Part I considers the experiences of communities in meeting the needs of cultural tourists in an international context. Part II analyses the relationships between individualcultural tourists, the community, and digital technology. Finally, Part III responds to new methodologies in relation to interactions between government and regional policy and community development.
Focusing on the way in which communities and visitors ‘perform’ new forms of cultural tourism, Performing Cultural Tourism is aimed at undergraduate students, researchers, academics, and a diverse range of professionals at both private and government levels that are seeking to develop policies and business plans that recognize and respond to new interests in contemporary tourism.
About the Author
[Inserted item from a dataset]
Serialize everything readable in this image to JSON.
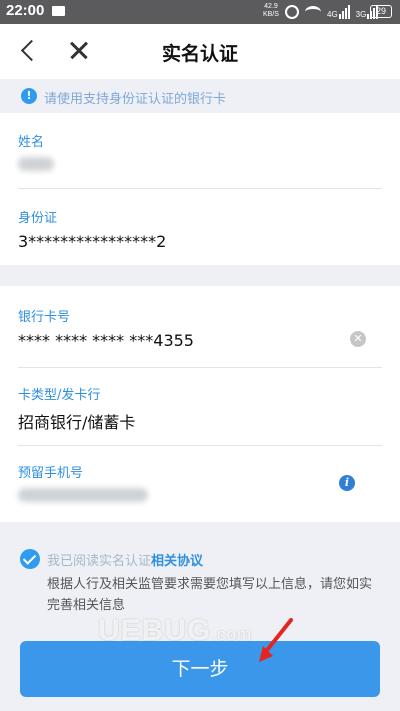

Susan Carson, Associate Professor, teaches and researches in the Creative Industries Faculty at Queensland University of Technology, Brisbane, Australia. She received her PhD from the University of Queensland, Brisbane, and now publishes in the fields of cultural tourism, Australian studies and postgraduate pedagogy. Susan’s most recent publication in the tourism sector is ‘Literature, tourism and the city: Writing and cultural change’ with Lesley Hawkes, Kari Gislason and Kate Cantrell in the Journal of Tourism and Cultural Change (2016). She reviews submissions for international journals in the tourism sector as well as for creative industries journals, and is the co-author of a national Australian government Office of Learning and Teaching report into creative practice-led research in Australian universities (2014).
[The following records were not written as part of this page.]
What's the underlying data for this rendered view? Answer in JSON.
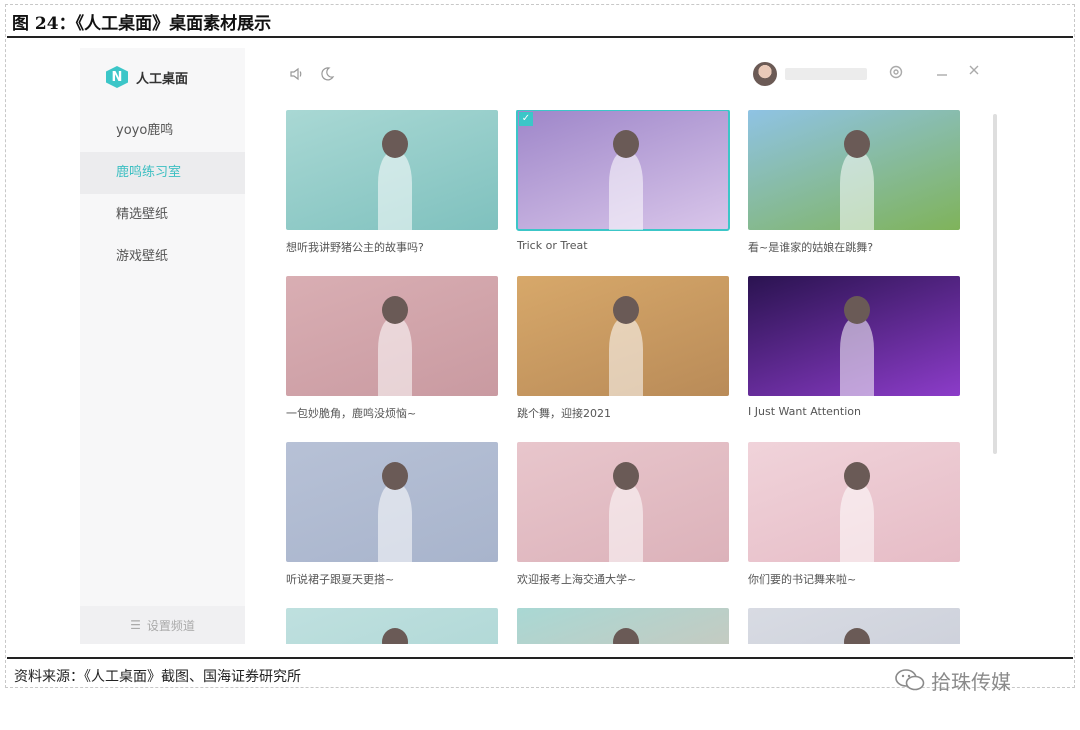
{
  "report": {
    "figure_title": "图 24：《人工桌面》桌面素材展示",
    "source": "资料来源：《人工桌面》截图、国海证券研究所",
    "watermark": "拾珠传媒"
  },
  "app": {
    "logo_letter": "N",
    "name": "人工桌面",
    "accent": "#3cc6c8",
    "sidebar": {
      "items": [
        {
          "label": "yoyo鹿鸣",
          "active": false
        },
        {
          "label": "鹿鸣练习室",
          "active": true
        },
        {
          "label": "精选壁纸",
          "active": false
        },
        {
          "label": "游戏壁纸",
          "active": false
        }
      ],
      "footer_label": "设置频道"
    },
    "topbar": {
      "volume_icon": "speaker-icon",
      "theme_icon": "moon-icon",
      "settings_icon": "gear-icon",
      "minimize_icon": "minus-icon",
      "close_icon": "x-icon"
    },
    "wallpapers": [
      {
        "caption": "想听我讲野猪公主的故事吗?",
        "bg": [
          "#a9d8d4",
          "#7fc1be"
        ],
        "selected": false
      },
      {
        "caption": "Trick or Treat",
        "bg": [
          "#9e86c9",
          "#d9c6ea"
        ],
        "selected": true
      },
      {
        "caption": "看~是谁家的姑娘在跳舞?",
        "bg": [
          "#8fc3e4",
          "#7fb35a"
        ],
        "selected": false
      },
      {
        "caption": "一包妙脆角，鹿鸣没烦恼~",
        "bg": [
          "#d9aeb3",
          "#c99aa1"
        ],
        "selected": false
      },
      {
        "caption": "跳个舞，迎接2021",
        "bg": [
          "#d7a86a",
          "#b98b58"
        ],
        "selected": false
      },
      {
        "caption": "I Just Want Attention",
        "bg": [
          "#2a1350",
          "#8c3cc9"
        ],
        "selected": false
      },
      {
        "caption": "听说裙子跟夏天更搭~",
        "bg": [
          "#b7c1d6",
          "#a8b4cc"
        ],
        "selected": false
      },
      {
        "caption": "欢迎报考上海交通大学~",
        "bg": [
          "#e8c6cc",
          "#dcb2ba"
        ],
        "selected": false
      },
      {
        "caption": "你们要的书记舞来啦~",
        "bg": [
          "#f0d3da",
          "#e6bcc6"
        ],
        "selected": false
      },
      {
        "caption": "",
        "bg": [
          "#bfe0df",
          "#a9d4d2"
        ],
        "selected": false
      },
      {
        "caption": "",
        "bg": [
          "#a9d8d4",
          "#d8c1b4"
        ],
        "selected": false
      },
      {
        "caption": "",
        "bg": [
          "#d8dbe3",
          "#c7cbd6"
        ],
        "selected": false
      }
    ]
  }
}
Mark Pennings is a Senior Lecturer in Art History and Theory in Visual Arts in the Creative Industries Faculty of the Queensland University of Technology, Brisbane, Australia. Pennings’ research interests include visual arts, cultural tourism, the experience economy, cultural and political theory, social and sporting history and pedagogy in international learning. He teaches postwar and contemporary art, and runs study tours to New York City and Tokyo. Pennings has produced many art reviews, catalogue essays and articles in journals such as Art Forum, Art Monthly, Art and Australia and Eyeline. He has presented national and international conference papers in the field of cultural tourism, and is interested in the impact of corporate culture on the infrastructures of tourism in a global experience economy. He has studied art and art museums in experiencescapes, and has examined the role of Museum of Old and New Art (Hobart) and the Gallery of Modern Art (Brisbane) in Australian cultural tourism.
Table of Contents
List of contributors
Introduction: Methodologies of touristic exchange: an introduction. Susan Carson
Section 1: Cooperation, exchange, negotiation: the shared needs of Indigenous communities and cultural tourists
Temporary Belonging: Indigenous cultural tourism and community art centres. Sally Butler
Saving Sagada. Patricia Maria Santiago
Native American communities and community development: the case of Navajo Nation. Christine N. Buzinde, Vanessa Vandever and Gyan Nyaupane
Section 2: The cultural tourist, social media and self-exploration
Investigating the role of virtual peer support in Asian youth tourism. Hilary du Cros
Doing literary tourism: an autoethnographic approach. Tim Middleton
Creative cultural tourism development: a tourist perspective. Yang Zhang and Philip Feifan Xie
#travelselfie: a netnographic study of travel identity communicated via Instagram. Ulrike Gretzel
Section 3: Cultural precincts, events, and managing tourist and community expectations
The creative turn: performing cultural tourism at Australian convict heritage sites. Susan Carson and Joanna Hartmann
Cultural tourism and the Olympic movement in Greece. Evangelia Kasimati and Nikolaos G Vagionis
Private/public - local/global: David Walsh’s Museum of Old and New Art and the Tasmanian tourist industry. Mark Pennings
Conclusion: Susan Carson and Mark Pennings.